1. Out Hit the ball
(a) The striker is out Hit the ball twice if, while
the ball is in play, it strikes any part of his person
or is struck by his bat and, before the ball has been
touched by a fielder, he wilfully strikes it again with
his bat or person, other than a hand not holding the
bat, except for the sole purpose of guarding his wicket.
See 3 below and Laws 33 (Handled the ball) and 37 (Obstructing
(b) For the purpose of this Law, 'struck' or 'strike'
shall include contact with the person of the striker.
2. Not out Hit the ball twice
Notwithstanding 1(a) above, the striker will not be
out under this Law if
(i) he makes a second or subsequent stroke in order
to return the ball to any member of the fielding side.
Note, however, the provisions of Law 37.4 (Returning

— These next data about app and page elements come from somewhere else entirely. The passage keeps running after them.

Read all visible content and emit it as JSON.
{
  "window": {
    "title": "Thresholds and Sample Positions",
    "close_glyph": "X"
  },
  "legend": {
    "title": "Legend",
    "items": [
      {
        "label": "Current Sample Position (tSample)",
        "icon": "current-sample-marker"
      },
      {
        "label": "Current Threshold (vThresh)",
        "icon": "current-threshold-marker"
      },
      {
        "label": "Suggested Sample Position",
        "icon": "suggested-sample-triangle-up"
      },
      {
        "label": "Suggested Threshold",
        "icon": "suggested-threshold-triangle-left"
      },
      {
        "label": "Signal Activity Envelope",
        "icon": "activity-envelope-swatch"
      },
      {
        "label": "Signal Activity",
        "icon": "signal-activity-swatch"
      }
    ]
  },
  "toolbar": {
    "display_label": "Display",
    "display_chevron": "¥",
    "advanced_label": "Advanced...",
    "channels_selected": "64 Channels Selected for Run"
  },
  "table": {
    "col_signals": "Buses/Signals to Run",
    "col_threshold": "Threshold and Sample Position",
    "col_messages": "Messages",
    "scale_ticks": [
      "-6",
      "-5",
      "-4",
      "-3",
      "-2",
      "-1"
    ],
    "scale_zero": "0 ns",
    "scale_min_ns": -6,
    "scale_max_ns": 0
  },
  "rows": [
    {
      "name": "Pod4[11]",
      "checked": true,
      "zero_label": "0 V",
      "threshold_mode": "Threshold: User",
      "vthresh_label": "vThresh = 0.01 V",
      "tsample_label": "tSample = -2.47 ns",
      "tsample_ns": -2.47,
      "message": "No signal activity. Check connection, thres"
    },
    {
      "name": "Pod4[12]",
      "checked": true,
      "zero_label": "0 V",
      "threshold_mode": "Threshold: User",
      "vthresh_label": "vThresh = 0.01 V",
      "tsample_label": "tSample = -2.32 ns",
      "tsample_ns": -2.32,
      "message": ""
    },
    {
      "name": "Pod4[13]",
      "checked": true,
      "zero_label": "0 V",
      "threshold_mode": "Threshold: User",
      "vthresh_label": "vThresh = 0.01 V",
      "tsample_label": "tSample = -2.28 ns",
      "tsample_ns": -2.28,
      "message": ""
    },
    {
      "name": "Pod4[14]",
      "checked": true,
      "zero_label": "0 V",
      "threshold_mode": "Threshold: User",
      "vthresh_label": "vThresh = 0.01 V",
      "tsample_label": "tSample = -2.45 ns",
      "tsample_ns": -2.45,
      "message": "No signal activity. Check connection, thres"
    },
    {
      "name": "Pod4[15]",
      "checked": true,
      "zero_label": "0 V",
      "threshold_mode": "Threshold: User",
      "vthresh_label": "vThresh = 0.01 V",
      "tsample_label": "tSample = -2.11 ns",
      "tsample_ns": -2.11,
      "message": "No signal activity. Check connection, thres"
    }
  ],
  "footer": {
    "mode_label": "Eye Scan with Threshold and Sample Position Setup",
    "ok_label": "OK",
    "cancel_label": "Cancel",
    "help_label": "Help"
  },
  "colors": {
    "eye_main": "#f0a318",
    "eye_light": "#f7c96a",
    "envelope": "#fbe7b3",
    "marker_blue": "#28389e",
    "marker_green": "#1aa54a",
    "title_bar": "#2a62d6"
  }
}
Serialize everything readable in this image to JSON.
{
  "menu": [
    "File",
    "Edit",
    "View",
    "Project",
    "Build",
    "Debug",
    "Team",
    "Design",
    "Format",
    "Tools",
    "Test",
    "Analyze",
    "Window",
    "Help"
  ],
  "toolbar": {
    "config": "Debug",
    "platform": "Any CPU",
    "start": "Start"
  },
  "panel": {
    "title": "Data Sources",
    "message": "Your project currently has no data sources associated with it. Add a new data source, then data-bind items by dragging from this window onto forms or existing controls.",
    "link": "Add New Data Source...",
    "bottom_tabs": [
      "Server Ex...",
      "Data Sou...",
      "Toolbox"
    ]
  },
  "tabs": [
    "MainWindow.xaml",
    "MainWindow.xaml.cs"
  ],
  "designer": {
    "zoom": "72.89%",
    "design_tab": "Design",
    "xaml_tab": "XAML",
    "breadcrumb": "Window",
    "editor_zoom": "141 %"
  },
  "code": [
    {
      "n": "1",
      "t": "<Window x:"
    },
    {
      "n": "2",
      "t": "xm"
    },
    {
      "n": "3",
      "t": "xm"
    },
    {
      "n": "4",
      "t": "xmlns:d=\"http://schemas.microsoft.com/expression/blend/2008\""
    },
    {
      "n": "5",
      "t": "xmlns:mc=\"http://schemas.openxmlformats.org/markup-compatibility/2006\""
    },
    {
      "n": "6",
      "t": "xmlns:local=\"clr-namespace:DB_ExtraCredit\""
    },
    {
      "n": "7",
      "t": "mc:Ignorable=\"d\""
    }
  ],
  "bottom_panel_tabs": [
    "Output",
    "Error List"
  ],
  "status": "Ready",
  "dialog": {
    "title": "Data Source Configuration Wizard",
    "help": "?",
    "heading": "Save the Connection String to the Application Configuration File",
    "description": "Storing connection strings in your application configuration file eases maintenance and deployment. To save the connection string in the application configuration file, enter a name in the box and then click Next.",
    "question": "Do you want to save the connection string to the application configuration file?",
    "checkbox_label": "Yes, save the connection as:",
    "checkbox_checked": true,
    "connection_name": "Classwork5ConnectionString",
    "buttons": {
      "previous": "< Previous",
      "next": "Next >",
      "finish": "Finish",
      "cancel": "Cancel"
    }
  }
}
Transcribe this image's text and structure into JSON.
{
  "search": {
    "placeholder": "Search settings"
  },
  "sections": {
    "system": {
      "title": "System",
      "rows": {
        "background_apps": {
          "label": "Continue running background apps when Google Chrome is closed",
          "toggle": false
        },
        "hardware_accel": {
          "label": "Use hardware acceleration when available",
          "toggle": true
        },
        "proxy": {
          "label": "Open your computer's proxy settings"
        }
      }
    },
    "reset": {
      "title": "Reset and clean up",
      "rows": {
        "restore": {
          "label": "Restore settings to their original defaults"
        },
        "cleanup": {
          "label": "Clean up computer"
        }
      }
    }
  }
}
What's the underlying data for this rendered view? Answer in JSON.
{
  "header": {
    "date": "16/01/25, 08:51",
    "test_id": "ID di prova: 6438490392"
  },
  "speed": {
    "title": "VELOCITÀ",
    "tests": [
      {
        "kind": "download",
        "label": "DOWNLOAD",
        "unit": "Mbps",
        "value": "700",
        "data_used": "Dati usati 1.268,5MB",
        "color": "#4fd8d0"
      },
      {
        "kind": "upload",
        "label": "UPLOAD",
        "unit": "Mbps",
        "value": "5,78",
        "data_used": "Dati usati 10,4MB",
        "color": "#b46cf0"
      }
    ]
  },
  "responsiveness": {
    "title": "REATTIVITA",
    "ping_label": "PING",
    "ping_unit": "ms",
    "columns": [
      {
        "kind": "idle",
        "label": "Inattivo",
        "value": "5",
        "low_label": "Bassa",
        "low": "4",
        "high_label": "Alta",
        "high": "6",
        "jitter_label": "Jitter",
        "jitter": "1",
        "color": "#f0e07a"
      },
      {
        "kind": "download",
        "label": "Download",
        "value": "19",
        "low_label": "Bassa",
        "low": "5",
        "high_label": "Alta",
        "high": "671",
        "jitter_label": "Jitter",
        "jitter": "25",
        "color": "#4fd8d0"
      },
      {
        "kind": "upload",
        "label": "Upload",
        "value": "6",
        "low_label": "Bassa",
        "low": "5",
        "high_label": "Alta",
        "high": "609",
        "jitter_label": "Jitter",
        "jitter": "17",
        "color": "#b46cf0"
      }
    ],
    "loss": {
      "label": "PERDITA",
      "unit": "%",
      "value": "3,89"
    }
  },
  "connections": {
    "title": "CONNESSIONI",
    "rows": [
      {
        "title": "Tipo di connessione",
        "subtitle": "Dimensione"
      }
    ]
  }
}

the ball to a member of the fielding side).
(ii) he wilfully strikes the ball after it has touched
a fielder. Note, however, the provisions of Law 37.1
(Out Obstructing the field).
3. Ball lawfully struck more than once
Solely in order to guard his wicket and before the ball
has been touched by a fielder, the striker may lawfully
strike the ball more than once with his bat or with
any part of his person other than a hand not holding
the bat. Notwithstanding this provision, the striker
may not prevent the ball from being caught by making
more than one stroke in defence of his wicket. See Law
37.3 (Obstructing a ball from being caught).
4. Runs permitted from ball lawfully struck more
When the ball is lawfully struck more than once, as
permitted in 3 above, only the first strike is to be
considered in determining whether runs are to be allowed
and how they are to be scored.
(a) If on the first strike the umpire is satisfied that
either (i) the ball first struck the bat
or (ii) the striker attempted to play the ball with
or (iii) the striker tried to avoid being hit by the
ball then any penalties to the batting side that are
applicable shall be allowed.
(b) If the conditions in (a) above are met then, if
they result from overthrows, and only if they result
from overthrows, runs completed by the batsmen or a
boundary will be allowed in addition to any penalties
that are applicable.
They shall be credited to the striker if the first strike
was with the bat. If the first strike was on the person
of the striker they shall be scored as Leg byes or No
ball extras, as appropriate. See Law 26.2 (Leg byes).
(c) If the conditions of (a) above are met and there
is no overthrow until after the batsmen have started
to run, but before one run is completed,
(i) only subsequent completed runs or a boundary shall
be allowed. The first run shall count as a completed
run for this purpose only if the batsmen have not crossed
at the instant of the throw.
(ii) if in these circumstances the ball goes to the
boundary from the throw then, notwithstanding the provisions
of Law 19.6 (Overthrow or wilful act of fielder), only
the boundary allowance shall be scored.
(iii) if the ball goes to the boundary as the result
of a further overthrow, then runs completed by the batsmen
after the first throw and before this final throw shall
be added to the boundary allowance. The run in progress
at the first throw will count only if they have not
crossed at that moment; the run in progress at the final
throw shall count only if they have crossed at that
moment. Law 18.12 (Batsman returning to wicket he has
left) shall apply as from the moment of the final throw.
(d) If, in the opinion of the umpire, none of the conditions
in (a) above have been met then, whether there is an
overthrow or not, the batting side shall not be credited
with any runs from that delivery apart from the penalty
for a No ball if applicable. Moreover, no other penalties
shall be awarded to the batting side when the ball is
dead. See Law 42.17 (Penalty runs).
5. Ball lawfully struck more than once - action
by the umpire
If no runs are to be allowed, either in the circumstances
of 4(d) above, or because there has been no overthrow
(a) if no run is attempted but the ball reaches the
boundary, the umpire shall call and signal Dead ball
and disallow the boundary.
(b) if the batsmen run and
(i) neither batsman is dismissed and the ball does not
become dead for any other reason, the umpire shall call
and signal Dead ball as soon as one run is completed
or the ball reaches the boundary. The batsmen shall
return to their original ends. The run or boundary shall
(ii) a batsman is dismissed, or if for any other reason
the ball becomes dead before one run is completed or
the ball reaches the boundary, all the provisions of
the Laws will apply except that the award of penalties
to the batting side shall be as laid down in 4(a) or
4(d) above as appropriate.